Protecting Software and Customers from Counterfeiters?

CopQuite possibly some of the worst spin that I’ve ever read on Software Piracy!

Read Article: Microsoft’s Software Protection Platform. This is as bad as the Patriot Act! (AKA: We need to protect your freedom, and you’ll be a patriot if you give up some of your freedoms so we can protect your freedom…. huh?). Microsoft should have simply made this an internal memo:

Microsoft Profit Protection Platform: Keeping Software Expensive and Profits through the Roof!

I’m a firm believer that most people will only steal when they have to. Sure, there are many people that will steal for the heck of it – but I don’t think it’s a majority. I think I’m speaking for a lot of people when I say that Microsoft Software IS expensive. As well, I don’t ever have any expectation of ever getting support. And – I know that I have to depend on updates to keep the software running. And – I know that I have to purchase and install other software to protect my Microsoft software from malicious attacks.

The word ‘counterfeiting’ is not an accurate term. The software is not counterfeit… the boxes and the CDs might be… but the software is the actual Microsoft software. Fighting illegally copied and installed software does NOT protect software nor does it protect customers. Customers who love your product will always be willing to pay for that product. (I paid for XP and Office XP)

That’s incredibly ignorant and gutsy spin for Microsoft to put out a crap note like that. Is there anyone that believes this is an honest message? This is the problem with Marketing today, people don’t believe it because it is unbelievable.

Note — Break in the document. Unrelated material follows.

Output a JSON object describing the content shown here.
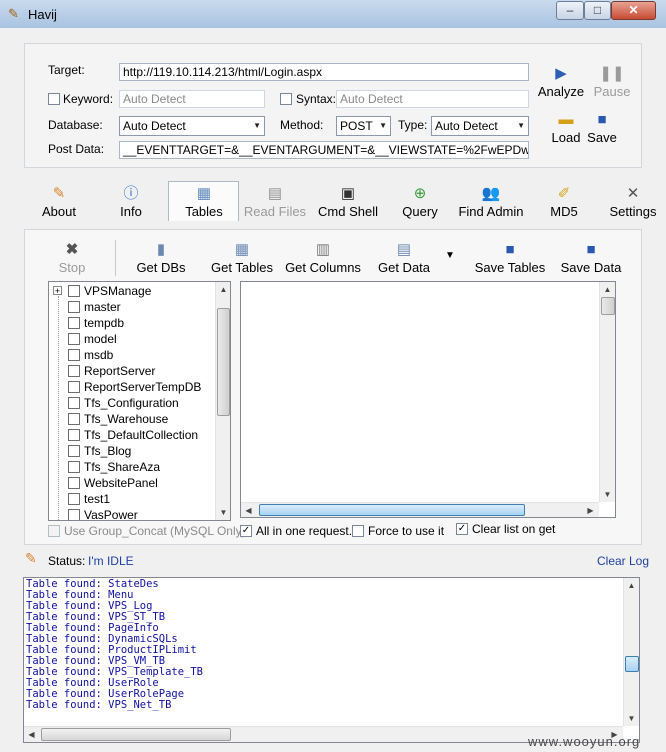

  1. 1

    “Iâ??m a firm believer that most people will only steal when they have to.”

    I sooooo want to believe you. I so much so want to believe that the loaves of bread that are stolen only go the feed the hungry family of the thief. I so much so want that to be true…

    But, in this day and age I believe that software, anybody’s software, is seen through the smoked-glass spectacles of the early years of Microsoft’s Windows 3.something… NOT that copying it was right(!!!) but rather that Microsoft didn’t “seem to mind” the copying. (Wholly not true but that was the perception.)

    I don’t believe that Joe Average is capable of clearly distinguishing between the hard work of select programmers, trying to eek out a living, and the mega-business-monoliths that are just trying to exact a fair price for their product. As such there is little concern on Joe’s part which software he or she “uses” in what ever legal or illegal fashion.

    This is a matter of perception and a flawed one at that. We should pay for every program we use. I just don’t believe that Joe Average maintains the same perception.

    sorry…just my $0.02

  2. 2

    No apology necessary, William! I think we’re closer to agreement than you might think.

    I think the debate is worthy of discussion. Does piracy help a software company by distributing software efficiently? I’m sure it does for some.

    Perhaps I am naive in thinking folks would pay because I pay for software. I must admit that I have utilized pirated software and then paid for it later as well. Sometimes the trial is very limited and I still wasn’t sure if it was worth the money.

    In my heart of hearts I believe that supply and demand control pricing. By circumventing and restricting that with controls that force a person to buy, I think you are asking for people to steal it instead.

    How much is Windows worth? $400? $100? $10/mo? Why is it worth more money on a new computer (OEM) rather than an upgraded computer? I think the pricing structure is inherently flawed, and Microsoft winds up spending a LOT of money on Piracy rather than simply making their software more affordable.

    Thanks for commenting!

  3. 3

What do you think?

This site uses Akismet to reduce spam. Learn how your comment data is processed.